Data entries:

····················

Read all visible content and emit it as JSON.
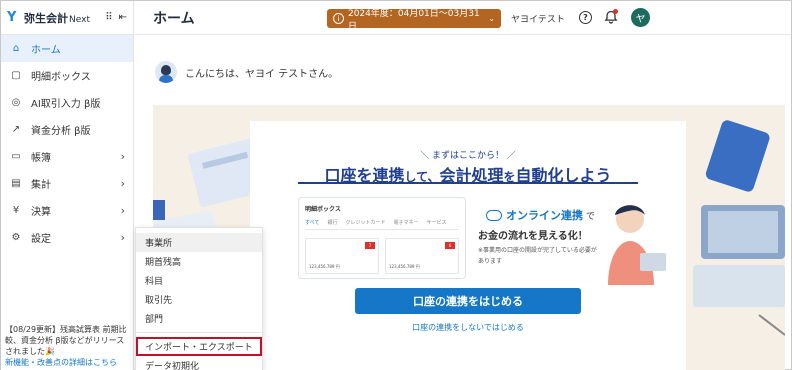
{
  "app": {
    "name": "弥生会計",
    "name_suffix": "Next"
  },
  "sidebar": {
    "items": [
      {
        "label": "ホーム",
        "icon": "home-icon",
        "active": true
      },
      {
        "label": "明細ボックス",
        "icon": "box-icon"
      },
      {
        "label": "AI取引入力 β版",
        "icon": "eye-icon"
      },
      {
        "label": "資金分析 β版",
        "icon": "chart-icon"
      },
      {
        "label": "帳簿",
        "icon": "book-icon",
        "has_children": true
      },
      {
        "label": "集計",
        "icon": "ledger-icon",
        "has_children": true
      },
      {
        "label": "決算",
        "icon": "yen-icon",
        "has_children": true
      },
      {
        "label": "設定",
        "icon": "gear-icon",
        "has_children": true
      }
    ],
    "news": "【08/29更新】残高試算表 前期比較、資金分析 β版などがリリースされました🎉",
    "news_more": "新機能・改善点の詳細はこちら"
  },
  "header": {
    "title": "ホーム",
    "fiscal_year": "2024年度：04月01日〜03月31日",
    "user_name": "ヤヨイテスト",
    "avatar_initial": "ヤ"
  },
  "greeting": "こんにちは、ヤヨイ テストさん。",
  "banner": {
    "sub": "＼ まずはここから！ ／",
    "title_a": "口座を連携",
    "title_b": "して、",
    "title_c": "会計処理",
    "title_d": "を",
    "title_e": "自動化しよう",
    "mini_title": "明細ボックス",
    "mini_tabs": [
      "すべて",
      "銀行",
      "クレジットカード",
      "電子マネー",
      "サービス"
    ],
    "mini_amount": "123,456,789 円",
    "mini_badges": [
      "7",
      "6"
    ],
    "cloud_label": "オンライン連携",
    "cloud_suffix": "で",
    "flow_text": "お金の流れを見える化！",
    "note": "※事業用の口座の開設が完了している必要があります",
    "connect_button": "口座の連携をはじめる",
    "skip_link": "口座の連携をしないではじめる"
  },
  "menu": {
    "items_top": [
      "事業所",
      "期首残高",
      "科目",
      "取引先",
      "部門"
    ],
    "items_bottom": [
      "インポート・エクスポート",
      "データ初期化"
    ]
  },
  "colors": {
    "accent": "#1677c9",
    "fiscal_year_bg": "#b36622",
    "highlight_border": "#c0102a"
  }
}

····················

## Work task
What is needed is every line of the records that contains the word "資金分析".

## Written reply
        "label": "資金分析 β版",
    "news": "【08/29更新】残高試算表 前期比較、資金分析 β版などがリリースされました🎉",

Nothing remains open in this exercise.